There is really only one complication to the whole plan. I'm one time portal shy of pulling it off. However, I had a fascinating (lucid) dream the other day. It was about time portals and the ability to foray into the past and/or the future. In fact, it was so realistic … maybe it was an actual time warp event! Maybe my imagination is just playing tricks on me. On the other hand, that could explain why I have appeared to age considerably more than my wife. What if … what if I have actually been time traveling all along?

P.S. – This blog has been written today and scheduled to post tomorrow. When you read it, it will have been written yesterday and scheduled to post today. Now think about that time portal again.

Maybe Growing Up Is a Disease

It is well known among children that there are two distinct clans of mice. The Destroyers are those who chew up food containers in the pantry and leave nasty little messes around. They are lazy, house invaders, and, as their name implies, destructive. Then there are the Builders. They are the ones that help fix broken items and even clean up places that are difficult for people to reach. They live in tidy, well-ordered villages in the forest, and some families live near workshops where they assist in the trade.

Why adults have let this scientific fact escape their knowledge base is a great mystery. Perhaps the defining moment at which one becomes a grown-up is the point they lose track of that important fact.

Maybe the loss of imagination is not so much the point of growing up, but part of the collateral damage. Maybe growing up is a disease in itself.

I'm no expert on the subject, but I recall growing up once. There had not been a stress level when I was a kid. When our family was broke, we were broke. It was no big deal. I just pretended to be whatever I wanted to be.

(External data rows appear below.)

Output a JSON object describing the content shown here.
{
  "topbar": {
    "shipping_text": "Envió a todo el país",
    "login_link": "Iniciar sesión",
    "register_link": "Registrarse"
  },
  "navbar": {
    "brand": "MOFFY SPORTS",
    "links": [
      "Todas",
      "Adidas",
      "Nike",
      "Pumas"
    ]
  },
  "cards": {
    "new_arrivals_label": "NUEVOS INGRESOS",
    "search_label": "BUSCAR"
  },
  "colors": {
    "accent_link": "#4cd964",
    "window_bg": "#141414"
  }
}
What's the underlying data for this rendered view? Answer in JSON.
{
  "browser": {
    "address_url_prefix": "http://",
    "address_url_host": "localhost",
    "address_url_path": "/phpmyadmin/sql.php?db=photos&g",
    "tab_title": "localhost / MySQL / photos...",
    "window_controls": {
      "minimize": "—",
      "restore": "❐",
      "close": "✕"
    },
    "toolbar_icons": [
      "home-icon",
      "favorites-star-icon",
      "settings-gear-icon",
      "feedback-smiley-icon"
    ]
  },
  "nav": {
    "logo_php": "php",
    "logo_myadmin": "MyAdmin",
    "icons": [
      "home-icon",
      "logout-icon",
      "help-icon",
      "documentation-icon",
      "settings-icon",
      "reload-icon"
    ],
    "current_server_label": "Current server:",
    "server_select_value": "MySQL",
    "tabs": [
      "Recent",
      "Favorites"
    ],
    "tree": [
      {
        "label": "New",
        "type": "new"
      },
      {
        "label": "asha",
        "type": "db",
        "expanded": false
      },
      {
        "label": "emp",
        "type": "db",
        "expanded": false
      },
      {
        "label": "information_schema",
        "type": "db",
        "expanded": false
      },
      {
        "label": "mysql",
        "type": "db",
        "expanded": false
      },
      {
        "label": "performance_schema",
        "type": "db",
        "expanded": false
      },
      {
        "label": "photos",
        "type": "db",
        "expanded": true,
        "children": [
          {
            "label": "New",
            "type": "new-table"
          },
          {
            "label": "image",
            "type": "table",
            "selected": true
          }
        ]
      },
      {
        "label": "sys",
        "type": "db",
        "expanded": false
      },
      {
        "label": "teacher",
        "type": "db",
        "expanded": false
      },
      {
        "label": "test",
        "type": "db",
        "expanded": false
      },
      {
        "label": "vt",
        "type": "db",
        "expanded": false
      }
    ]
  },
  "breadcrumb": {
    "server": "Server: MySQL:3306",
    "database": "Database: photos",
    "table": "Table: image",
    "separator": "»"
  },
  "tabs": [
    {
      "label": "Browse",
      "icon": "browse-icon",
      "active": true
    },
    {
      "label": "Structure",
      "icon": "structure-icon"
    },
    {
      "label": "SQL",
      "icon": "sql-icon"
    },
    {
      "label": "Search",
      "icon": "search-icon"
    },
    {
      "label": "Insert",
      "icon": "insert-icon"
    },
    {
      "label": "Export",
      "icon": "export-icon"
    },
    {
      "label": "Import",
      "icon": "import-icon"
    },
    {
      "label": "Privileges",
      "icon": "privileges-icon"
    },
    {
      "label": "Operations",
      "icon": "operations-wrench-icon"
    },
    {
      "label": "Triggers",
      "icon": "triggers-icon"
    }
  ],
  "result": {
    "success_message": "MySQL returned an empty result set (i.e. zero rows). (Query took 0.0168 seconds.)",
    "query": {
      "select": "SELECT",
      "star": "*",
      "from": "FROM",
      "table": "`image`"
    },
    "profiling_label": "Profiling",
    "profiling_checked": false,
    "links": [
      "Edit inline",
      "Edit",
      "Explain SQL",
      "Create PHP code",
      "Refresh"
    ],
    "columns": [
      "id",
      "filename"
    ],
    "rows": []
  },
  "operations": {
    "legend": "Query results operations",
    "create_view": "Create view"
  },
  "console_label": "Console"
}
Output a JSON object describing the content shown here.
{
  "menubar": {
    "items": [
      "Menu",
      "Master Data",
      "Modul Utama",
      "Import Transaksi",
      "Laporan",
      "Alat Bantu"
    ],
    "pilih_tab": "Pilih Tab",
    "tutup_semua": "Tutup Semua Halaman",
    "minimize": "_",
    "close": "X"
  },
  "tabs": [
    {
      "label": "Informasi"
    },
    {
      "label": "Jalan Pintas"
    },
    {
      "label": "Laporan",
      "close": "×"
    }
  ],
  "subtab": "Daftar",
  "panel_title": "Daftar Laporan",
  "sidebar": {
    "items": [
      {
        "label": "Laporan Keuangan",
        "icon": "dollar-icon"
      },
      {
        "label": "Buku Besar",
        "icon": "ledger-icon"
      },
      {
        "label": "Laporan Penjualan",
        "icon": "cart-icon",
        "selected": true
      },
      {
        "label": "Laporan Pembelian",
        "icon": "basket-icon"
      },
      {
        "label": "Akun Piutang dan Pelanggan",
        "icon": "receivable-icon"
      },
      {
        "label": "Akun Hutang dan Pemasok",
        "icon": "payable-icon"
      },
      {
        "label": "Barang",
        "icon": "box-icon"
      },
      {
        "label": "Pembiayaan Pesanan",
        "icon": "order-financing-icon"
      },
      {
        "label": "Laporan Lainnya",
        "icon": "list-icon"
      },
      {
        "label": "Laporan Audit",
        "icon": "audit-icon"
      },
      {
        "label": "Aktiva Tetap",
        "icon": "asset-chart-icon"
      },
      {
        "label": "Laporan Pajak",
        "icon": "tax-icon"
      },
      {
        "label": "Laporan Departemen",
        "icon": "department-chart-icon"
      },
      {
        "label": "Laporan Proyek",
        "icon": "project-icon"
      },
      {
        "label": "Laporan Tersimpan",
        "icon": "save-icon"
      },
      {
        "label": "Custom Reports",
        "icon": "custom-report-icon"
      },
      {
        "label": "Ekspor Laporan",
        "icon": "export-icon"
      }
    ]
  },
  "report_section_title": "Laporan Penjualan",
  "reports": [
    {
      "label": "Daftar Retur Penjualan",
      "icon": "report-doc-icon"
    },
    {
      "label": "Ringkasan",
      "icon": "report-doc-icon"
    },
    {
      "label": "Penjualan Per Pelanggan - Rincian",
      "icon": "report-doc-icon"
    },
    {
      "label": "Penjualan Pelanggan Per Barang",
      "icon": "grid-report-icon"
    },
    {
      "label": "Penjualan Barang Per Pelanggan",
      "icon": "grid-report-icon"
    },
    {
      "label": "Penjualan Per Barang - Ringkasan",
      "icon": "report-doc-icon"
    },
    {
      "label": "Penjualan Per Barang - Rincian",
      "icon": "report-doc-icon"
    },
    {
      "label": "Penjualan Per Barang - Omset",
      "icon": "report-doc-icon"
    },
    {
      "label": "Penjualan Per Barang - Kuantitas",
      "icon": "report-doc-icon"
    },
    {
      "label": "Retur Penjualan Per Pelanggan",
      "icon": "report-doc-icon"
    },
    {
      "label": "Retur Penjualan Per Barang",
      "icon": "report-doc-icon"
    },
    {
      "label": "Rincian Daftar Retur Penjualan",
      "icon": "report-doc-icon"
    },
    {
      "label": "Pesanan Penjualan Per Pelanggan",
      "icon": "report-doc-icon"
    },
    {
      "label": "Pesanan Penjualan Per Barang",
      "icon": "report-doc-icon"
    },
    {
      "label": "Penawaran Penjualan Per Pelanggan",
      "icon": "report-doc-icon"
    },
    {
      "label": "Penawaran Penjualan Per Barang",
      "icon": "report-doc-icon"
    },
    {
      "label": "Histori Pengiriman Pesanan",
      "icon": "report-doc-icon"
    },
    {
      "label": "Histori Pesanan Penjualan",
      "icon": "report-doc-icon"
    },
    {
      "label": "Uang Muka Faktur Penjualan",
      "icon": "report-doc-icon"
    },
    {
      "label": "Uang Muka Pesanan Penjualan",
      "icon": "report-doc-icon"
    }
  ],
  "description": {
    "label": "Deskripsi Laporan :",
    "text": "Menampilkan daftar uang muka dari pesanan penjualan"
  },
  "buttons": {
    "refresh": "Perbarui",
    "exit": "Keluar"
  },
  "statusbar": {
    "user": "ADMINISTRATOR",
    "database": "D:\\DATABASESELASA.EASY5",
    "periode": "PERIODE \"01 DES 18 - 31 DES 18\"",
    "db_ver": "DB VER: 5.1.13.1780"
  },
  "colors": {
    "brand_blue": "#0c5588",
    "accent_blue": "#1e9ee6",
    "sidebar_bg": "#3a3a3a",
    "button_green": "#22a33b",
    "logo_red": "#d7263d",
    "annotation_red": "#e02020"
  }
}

Then for some crazy reason that escapes my memory, one day I decided I needed money. That day I became responsible for something. That must have happened sometime around the age of ten, maybe twelve. I don't actually remember. But that day the stress level began and has never let up.

Nowadays, it seems I have to intentionally channel the carefree attitude of that cute little kid from my ancient past to free up my mind. (And yes, I was actually cute once.) That may sound like escapism, but it certainly is not.

Even Jesus spoke about us having an attitude like little children. I realize He was making a point about the entirety of their trust. But the truth is, the reason we stress is we don't have that childlike trust. And the killer of imagination is stress.

Ironically, I find letting my imagination run free is very stress relieving. Somehow those two wheels of reason don't seem to be rotating in the same direction. Logically there are only two plausible conclusions. Either it doesn't work that way. Or, my imagination is a portal into another dimension.

While you read this, not far away, in a misty salt marsh behind wisps of Spanish moss, a colony of mice in a tidy village, built among the roots of an ancient cypress tree, were conducting an emergency meeting. An alligator had been spotted nearby and the mayor was concerned for the safety of their clan, especially the fishermen …